of barley, are sold out of it.
Roads and Bridges.
The great road from Coupar
Angus to Fort George passes through this parish. It was made at the expense
of Government, and is kept in good repair by the statute labour of the
country, with the occasional assistance of military parties. It was
regretted that a different direction was not given it after it reached
Blairgowrie. Had it been made to cross the Ericlit at Blairgowrie, run along
the east side of that river, recross it near Craig-hall, and keep lower down
in its course through Mause, the high ground over whi»h it now passes would
have been avoided, and the traveller would have been saved many a long and
steep ascent. The great road from Dunk-eld to Kirriemuir also passes through
the parish, and cuts the military road at right angles. It is kept in
tolerable repair; the cross roads are many. Till lately the statute labour
was enacted in kind; it is now commuted at the rate of from 8s to 12s for
every plough-gate, or 10s for every £100 Scotch of valued rent. There are no
turnpikes. Besides many small arches over small streams there are four
bridges, two on the military road, one over the Blackwater, aud one over the
Ericht. The last two were built by subscription.
Newton House, once the seat
of the Proprietor of the Barony of Blairgowrie, and lately possessed by the
present proprietor, is an old building something in the style of a castle.
It stands about the middle of
the south slope of high ground which bounds Strathmore on the north, and has
a most commanding view, not only of Strathmore, bufr also of parts of
different counties. About half a mile further west lies the mansion of the
old family of the Blairs of Ardblair. That family were long the proprietors
of a most extensive property in the parish, and are still possessed of a
fifth part of it. The mansion-house seems evidently to have been surrounded
with water on three sides. The lake has been drained, and considerable
treasures of moss and marl have been discovered.

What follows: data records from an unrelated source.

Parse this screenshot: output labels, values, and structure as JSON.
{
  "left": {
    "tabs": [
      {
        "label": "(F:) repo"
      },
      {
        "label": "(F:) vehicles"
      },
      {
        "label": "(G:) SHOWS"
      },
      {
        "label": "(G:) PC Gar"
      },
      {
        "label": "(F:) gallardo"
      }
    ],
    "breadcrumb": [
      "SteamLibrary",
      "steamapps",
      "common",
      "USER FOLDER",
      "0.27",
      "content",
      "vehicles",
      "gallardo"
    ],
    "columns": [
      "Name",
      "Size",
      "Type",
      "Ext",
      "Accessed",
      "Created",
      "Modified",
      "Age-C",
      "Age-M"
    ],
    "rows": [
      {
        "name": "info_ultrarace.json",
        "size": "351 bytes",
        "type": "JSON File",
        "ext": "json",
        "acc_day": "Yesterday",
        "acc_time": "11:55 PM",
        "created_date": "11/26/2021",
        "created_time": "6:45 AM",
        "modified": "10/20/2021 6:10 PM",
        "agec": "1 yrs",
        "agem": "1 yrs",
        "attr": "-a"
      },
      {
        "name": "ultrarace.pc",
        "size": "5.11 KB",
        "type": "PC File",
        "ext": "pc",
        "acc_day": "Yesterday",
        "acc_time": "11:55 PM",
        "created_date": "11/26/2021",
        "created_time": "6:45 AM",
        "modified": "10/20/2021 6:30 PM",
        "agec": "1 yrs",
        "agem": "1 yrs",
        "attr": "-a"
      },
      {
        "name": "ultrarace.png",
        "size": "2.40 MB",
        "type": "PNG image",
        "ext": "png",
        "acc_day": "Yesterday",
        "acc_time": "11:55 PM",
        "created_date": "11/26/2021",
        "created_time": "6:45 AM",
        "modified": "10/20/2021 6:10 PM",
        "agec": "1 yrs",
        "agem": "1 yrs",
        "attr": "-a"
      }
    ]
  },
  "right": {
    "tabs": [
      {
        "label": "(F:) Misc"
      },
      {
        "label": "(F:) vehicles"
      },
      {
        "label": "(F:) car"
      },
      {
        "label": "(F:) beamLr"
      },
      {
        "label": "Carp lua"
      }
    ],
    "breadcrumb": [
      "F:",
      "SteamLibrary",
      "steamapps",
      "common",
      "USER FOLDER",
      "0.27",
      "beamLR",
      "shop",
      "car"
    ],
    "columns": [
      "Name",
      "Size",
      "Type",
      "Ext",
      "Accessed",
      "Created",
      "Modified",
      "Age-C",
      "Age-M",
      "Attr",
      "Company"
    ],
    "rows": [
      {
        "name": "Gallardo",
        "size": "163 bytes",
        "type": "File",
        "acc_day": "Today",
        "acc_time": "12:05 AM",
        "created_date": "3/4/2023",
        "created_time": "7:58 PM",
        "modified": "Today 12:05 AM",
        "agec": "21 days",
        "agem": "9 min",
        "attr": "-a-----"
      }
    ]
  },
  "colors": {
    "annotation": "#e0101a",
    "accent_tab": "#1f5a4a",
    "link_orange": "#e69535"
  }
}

The proprietor of Blairgowrie
and 3Iause lately built a most substantial and commodious house, with
offices, about a fourth-of-a-mile south from the village of Blairgowrie, on
a beautiful flat near the banks of the Ericht. Whew the planting has got up

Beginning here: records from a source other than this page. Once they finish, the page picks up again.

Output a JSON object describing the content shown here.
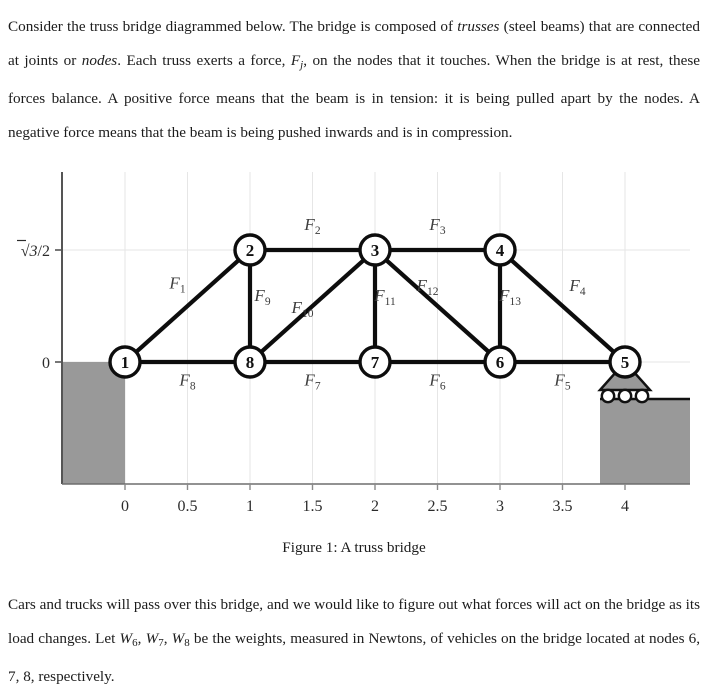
{
  "document": {
    "intro_paragraph_runs": [
      {
        "t": "Consider the truss bridge diagrammed below. The bridge is composed of ",
        "s": "normal"
      },
      {
        "t": "trusses",
        "s": "italic"
      },
      {
        "t": " (steel beams) that are connected at joints or ",
        "s": "normal"
      },
      {
        "t": "nodes",
        "s": "italic"
      },
      {
        "t": ". Each truss exerts a force, ",
        "s": "normal"
      },
      {
        "t": "F",
        "s": "math"
      },
      {
        "t": "j",
        "s": "mathsub"
      },
      {
        "t": ", on the nodes that it touches. When the bridge is at rest, these forces balance. A positive force means that the beam is in tension: it is being pulled apart by the nodes. A negative force means that the beam is being pushed inwards and is in compression.",
        "s": "normal"
      }
    ],
    "closing_paragraph_runs": [
      {
        "t": "Cars and trucks will pass over this bridge, and we would like to figure out what forces will act on the bridge as its load changes. Let ",
        "s": "normal"
      },
      {
        "t": "W",
        "s": "math"
      },
      {
        "t": "6",
        "s": "mathsub"
      },
      {
        "t": ", ",
        "s": "normal"
      },
      {
        "t": "W",
        "s": "math"
      },
      {
        "t": "7",
        "s": "mathsub"
      },
      {
        "t": ", ",
        "s": "normal"
      },
      {
        "t": "W",
        "s": "math"
      },
      {
        "t": "8",
        "s": "mathsub"
      },
      {
        "t": " be the weights, measured in Newtons, of vehicles on the bridge located at nodes 6, 7, 8, respectively.",
        "s": "normal"
      }
    ],
    "figure_caption": "Figure 1: A truss bridge"
  },
  "chart_data": {
    "type": "diagram",
    "title": "A truss bridge",
    "xlabel": "",
    "ylabel": "",
    "xlim": [
      -0.5,
      4.5
    ],
    "ylim": [
      -0.9,
      1.35
    ],
    "grid": true,
    "legend": "none",
    "x_tick_labels": [
      "0",
      "0.5",
      "1",
      "1.5",
      "2",
      "2.5",
      "3",
      "3.5",
      "4"
    ],
    "x_tick_values": [
      0,
      0.5,
      1,
      1.5,
      2,
      2.5,
      3,
      3.5,
      4
    ],
    "y_tick_labels": [
      "0",
      "√3/2"
    ],
    "y_tick_values": [
      0,
      0.866
    ],
    "nodes": [
      {
        "id": "1",
        "x": 0.0,
        "y": 0.0
      },
      {
        "id": "2",
        "x": 1.0,
        "y": 0.866
      },
      {
        "id": "3",
        "x": 2.0,
        "y": 0.866
      },
      {
        "id": "4",
        "x": 3.0,
        "y": 0.866
      },
      {
        "id": "5",
        "x": 4.0,
        "y": 0.0
      },
      {
        "id": "6",
        "x": 3.0,
        "y": 0.0
      },
      {
        "id": "7",
        "x": 2.0,
        "y": 0.0
      },
      {
        "id": "8",
        "x": 1.0,
        "y": 0.0
      }
    ],
    "members": [
      {
        "label": "F",
        "sub": "1",
        "from": "1",
        "to": "2",
        "lx": 0.42,
        "ly": 0.57
      },
      {
        "label": "F",
        "sub": "2",
        "from": "2",
        "to": "3",
        "lx": 1.5,
        "ly": 1.02
      },
      {
        "label": "F",
        "sub": "3",
        "from": "3",
        "to": "4",
        "lx": 2.5,
        "ly": 1.02
      },
      {
        "label": "F",
        "sub": "4",
        "from": "4",
        "to": "5",
        "lx": 3.62,
        "ly": 0.55
      },
      {
        "label": "F",
        "sub": "5",
        "from": "6",
        "to": "5",
        "lx": 3.5,
        "ly": -0.18
      },
      {
        "label": "F",
        "sub": "6",
        "from": "7",
        "to": "6",
        "lx": 2.5,
        "ly": -0.18
      },
      {
        "label": "F",
        "sub": "7",
        "from": "8",
        "to": "7",
        "lx": 1.5,
        "ly": -0.18
      },
      {
        "label": "F",
        "sub": "8",
        "from": "1",
        "to": "8",
        "lx": 0.5,
        "ly": -0.18
      },
      {
        "label": "F",
        "sub": "9",
        "from": "2",
        "to": "8",
        "lx": 1.1,
        "ly": 0.47
      },
      {
        "label": "F",
        "sub": "10",
        "from": "8",
        "to": "3",
        "lx": 1.42,
        "ly": 0.38
      },
      {
        "label": "F",
        "sub": "11",
        "from": "3",
        "to": "7",
        "lx": 2.08,
        "ly": 0.47
      },
      {
        "label": "F",
        "sub": "12",
        "from": "3",
        "to": "6",
        "lx": 2.42,
        "ly": 0.55
      },
      {
        "label": "F",
        "sub": "13",
        "from": "4",
        "to": "6",
        "lx": 3.08,
        "ly": 0.47
      }
    ],
    "supports": [
      {
        "kind": "fixed-abutment-left",
        "x_from": -0.5,
        "x_to": 0.0,
        "y_top": 0.0
      },
      {
        "kind": "roller-support",
        "at_node": "5",
        "wheels": 3
      },
      {
        "kind": "fixed-abutment-right",
        "x_from": 3.6,
        "x_to": 4.5,
        "y_top": -0.3
      }
    ],
    "colors": {
      "beam": "#0d0d0d",
      "node_fill": "#ffffff",
      "node_stroke": "#0d0d0d",
      "abutment_gray": "#999999",
      "grid": "#e3e3e3",
      "axis": "#555555"
    }
  }
}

it will be a most delightful habitation.
George Drummond, Esq., who
long distinguished himself as a public-spirited magistrate in Edinburgh, who

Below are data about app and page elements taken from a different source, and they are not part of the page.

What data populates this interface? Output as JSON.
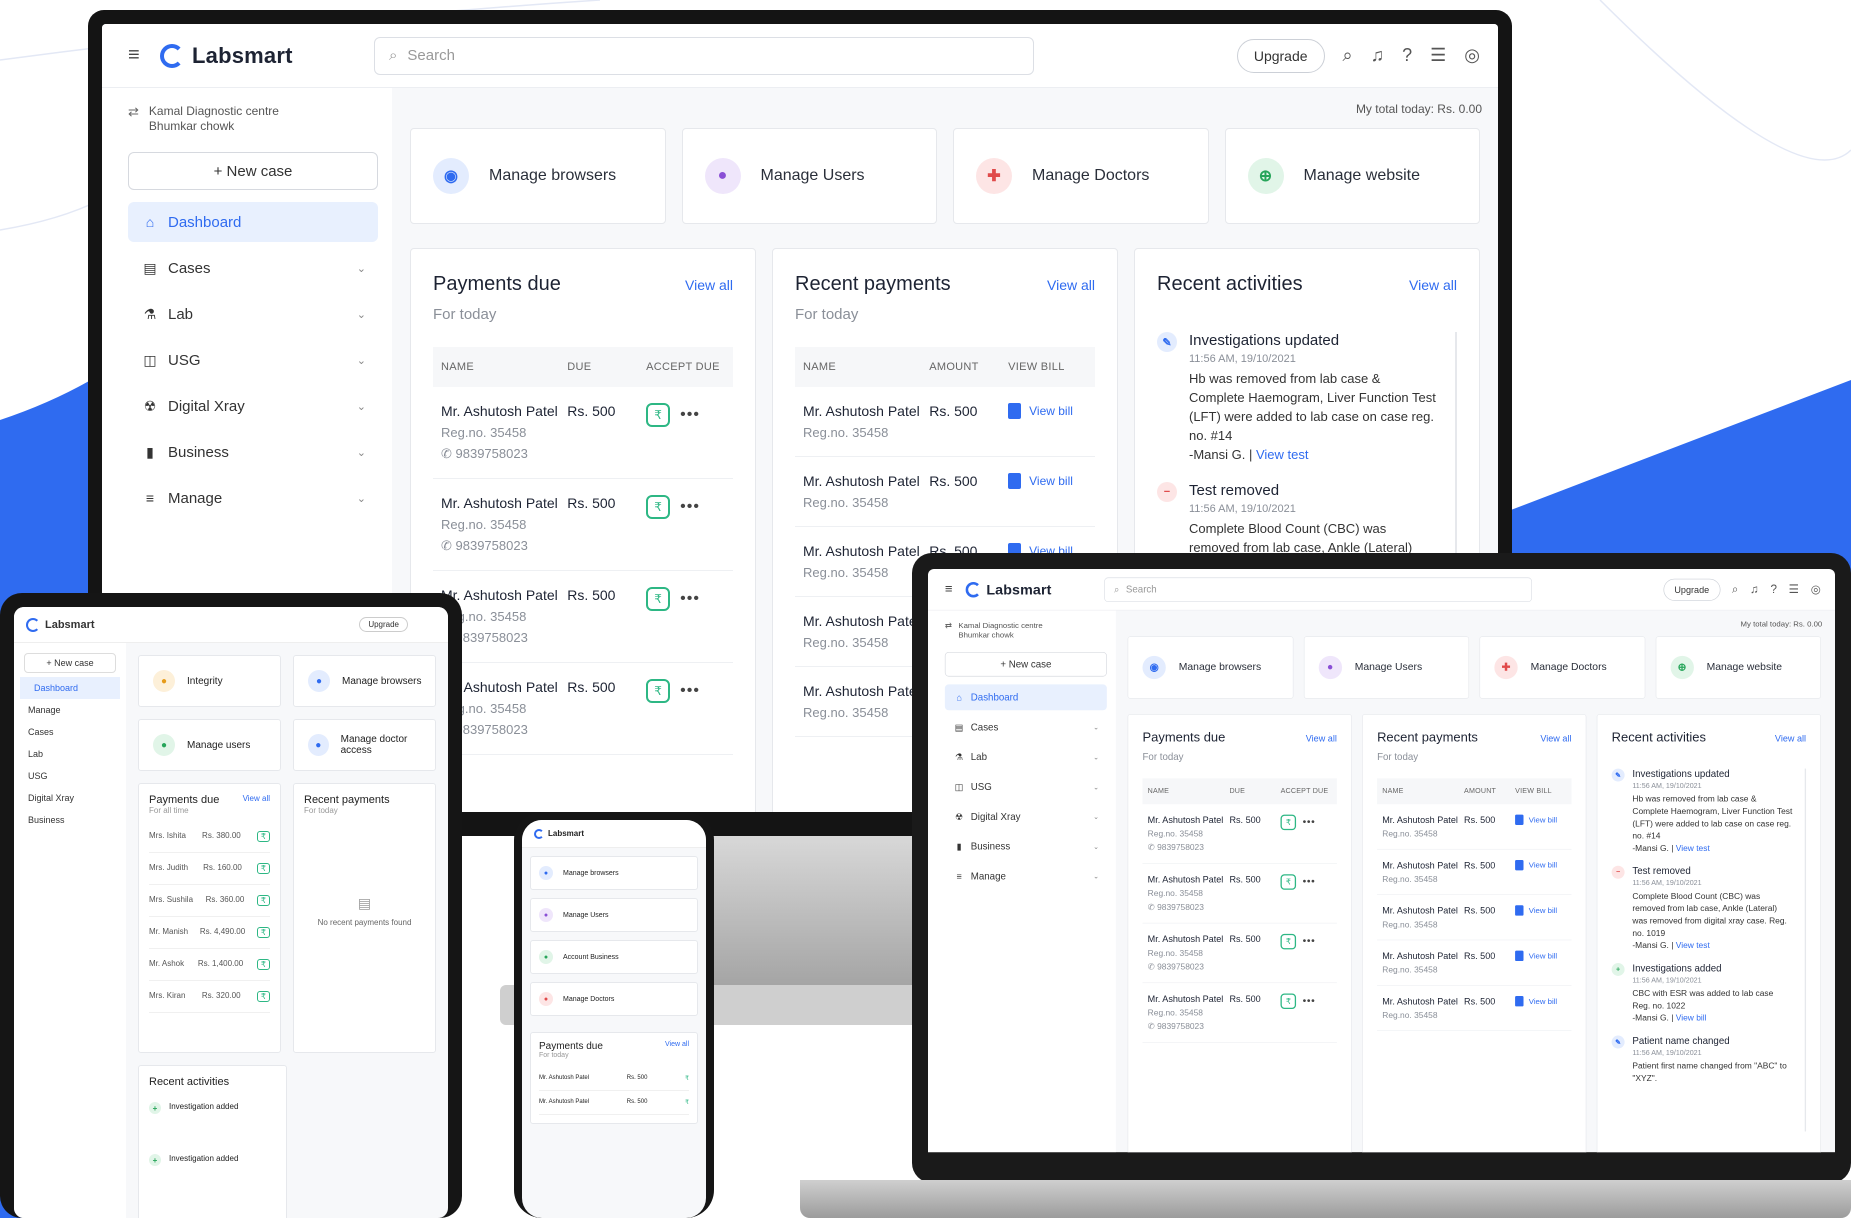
{
  "brand": {
    "name": "Labsmart",
    "accent": "#2f6bf0"
  },
  "topbar": {
    "search_placeholder": "Search",
    "upgrade_label": "Upgrade"
  },
  "sidebar": {
    "centre_name": "Kamal Diagnostic centre Bhumkar chowk",
    "new_case_label": "+ New case",
    "items": [
      {
        "label": "Dashboard",
        "icon": "home-icon",
        "active": true
      },
      {
        "label": "Cases",
        "icon": "cases-icon"
      },
      {
        "label": "Lab",
        "icon": "lab-icon"
      },
      {
        "label": "USG",
        "icon": "usg-icon"
      },
      {
        "label": "Digital Xray",
        "icon": "xray-icon"
      },
      {
        "label": "Business",
        "icon": "chart-icon"
      },
      {
        "label": "Manage",
        "icon": "manage-icon"
      }
    ]
  },
  "main": {
    "total_today": "My total today: Rs. 0.00",
    "quick_actions": [
      {
        "label": "Manage browsers",
        "icon": "browser-icon",
        "color": "#2f6bf0",
        "bg": "#e3ecfe"
      },
      {
        "label": "Manage Users",
        "icon": "users-icon",
        "color": "#8a4fd6",
        "bg": "#efe6fb"
      },
      {
        "label": "Manage Doctors",
        "icon": "doctor-icon",
        "color": "#e04a4a",
        "bg": "#fde5e5"
      },
      {
        "label": "Manage website",
        "icon": "globe-icon",
        "color": "#27a55a",
        "bg": "#e1f5e8"
      }
    ],
    "payments_due": {
      "title": "Payments due",
      "subtitle": "For today",
      "view_all": "View all",
      "columns": [
        "NAME",
        "DUE",
        "ACCEPT DUE"
      ],
      "rows": [
        {
          "name": "Mr. Ashutosh Patel",
          "reg": "Reg.no. 35458",
          "phone": "9839758023",
          "due": "Rs. 500"
        },
        {
          "name": "Mr. Ashutosh Patel",
          "reg": "Reg.no. 35458",
          "phone": "9839758023",
          "due": "Rs. 500"
        },
        {
          "name": "Mr. Ashutosh Patel",
          "reg": "Reg.no. 35458",
          "phone": "9839758023",
          "due": "Rs. 500"
        },
        {
          "name": "Mr. Ashutosh Patel",
          "reg": "Reg.no. 35458",
          "phone": "9839758023",
          "due": "Rs. 500"
        }
      ]
    },
    "recent_payments": {
      "title": "Recent payments",
      "subtitle": "For today",
      "view_all": "View all",
      "columns": [
        "NAME",
        "AMOUNT",
        "VIEW BILL"
      ],
      "view_bill": "View bill",
      "rows": [
        {
          "name": "Mr. Ashutosh Patel",
          "reg": "Reg.no. 35458",
          "amount": "Rs. 500"
        },
        {
          "name": "Mr. Ashutosh Patel",
          "reg": "Reg.no. 35458",
          "amount": "Rs. 500"
        },
        {
          "name": "Mr. Ashutosh Patel",
          "reg": "Reg.no. 35458",
          "amount": "Rs. 500"
        },
        {
          "name": "Mr. Ashutosh Patel",
          "reg": "Reg.no. 35458",
          "amount": "Rs. 500"
        },
        {
          "name": "Mr. Ashutosh Patel",
          "reg": "Reg.no. 35458",
          "amount": "Rs. 500"
        }
      ]
    },
    "recent_activities": {
      "title": "Recent activities",
      "view_all": "View all",
      "items": [
        {
          "title": "Investigations updated",
          "time": "11:56 AM, 19/10/2021",
          "desc": "Hb was removed from lab case & Complete Haemogram, Liver Function Test (LFT) were added to lab case on case reg. no. #14",
          "by": "-Mansi G.",
          "link": "View test",
          "icon": "pencil-icon",
          "color": "#2f6bf0",
          "bg": "#e3ecfe"
        },
        {
          "title": "Test removed",
          "time": "11:56 AM, 19/10/2021",
          "desc": "Complete Blood Count (CBC) was removed from lab case, Ankle (Lateral) was removed from digital xray case. Reg. no. 1019",
          "by": "-Mansi G.",
          "link": "View test",
          "icon": "minus-icon",
          "color": "#e04a4a",
          "bg": "#fde5e5"
        },
        {
          "title": "Investigations added",
          "time": "11:56 AM, 19/10/2021",
          "desc": "CBC with ESR was added to lab case Reg. no. 1022",
          "by": "-Mansi G.",
          "link": "View bill",
          "icon": "plus-icon",
          "color": "#27a55a",
          "bg": "#e1f5e8"
        },
        {
          "title": "Patient name changed",
          "time": "11:56 AM, 19/10/2021",
          "desc": "Patient first name changed from \"ABC\" to \"XYZ\".",
          "by": "",
          "link": "",
          "icon": "pencil-icon",
          "color": "#2f6bf0",
          "bg": "#e3ecfe"
        }
      ]
    }
  },
  "tablet": {
    "quick_actions": [
      "Integrity",
      "Manage browsers",
      "Manage users",
      "Manage doctor access"
    ],
    "payments_title": "Payments due",
    "payments_sub": "For all time",
    "view_all": "View all",
    "recent_title": "Recent payments",
    "recent_sub": "For today",
    "empty_text": "No recent payments found",
    "activities_title": "Recent activities",
    "rows": [
      {
        "name": "Mrs. Ishita",
        "due": "Rs. 380.00"
      },
      {
        "name": "Mrs. Judith",
        "due": "Rs. 160.00"
      },
      {
        "name": "Mrs. Sushila",
        "due": "Rs. 360.00"
      },
      {
        "name": "Mr. Manish",
        "due": "Rs. 4,490.00"
      },
      {
        "name": "Mr. Ashok",
        "due": "Rs. 1,400.00"
      },
      {
        "name": "Mrs. Kiran",
        "due": "Rs. 320.00"
      }
    ],
    "activity_title": "Investigation added"
  },
  "phone": {
    "quick_actions": [
      "Manage browsers",
      "Manage Users",
      "Account Business",
      "Manage Doctors"
    ],
    "payments_title": "Payments due",
    "payments_sub": "For today",
    "view_all": "View all",
    "rows": [
      {
        "name": "Mr. Ashutosh Patel",
        "due": "Rs. 500"
      },
      {
        "name": "Mr. Ashutosh Patel",
        "due": "Rs. 500"
      }
    ]
  }
}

was five or six times elected Lord Provost of that metropolis, and who had
so active a hand in promoting the erection of the Royal Inflrmary, Royal
Exchange, &c., was born in Newton House of this parish.
There are the remains of
several Druidical temples in the parish. Immediately behind the manse there
is a circular mound or mote hill, where it is said Earl Gowrie held his
Regality Courts. It consists of strata and earth, and is surrounded on the
top with a dyke of the same materials. There are some large cairns. Besides
these there are many smaller tumuli running through the parish in different
directions from an encampment in the neighbouring parish of Kinloch.
The time consumed in
providing seed, corn, and turf, and in bringing coals from Perth and Dundee,
is a great bar to improvement. The distance from these towns is a great
disadvantage. This will in some measure be removed by the proposed bridge
over the Isla near its junction with the Tay, and the road leading from the
bridge to Perth, which will shorten the distance from this parish to that
town about four miles.
The tenants are beginning to
bring lime from Perth; they will do it more easily when the road is made and
the bridge built.
Converting into money the
services performed by the tenants, enclosing and sub-dividing their farms,
and making plantations of larches and Scotch flrs in the hilly and moorish
grounds, would doubtless tend much to the cultivation and improvement of the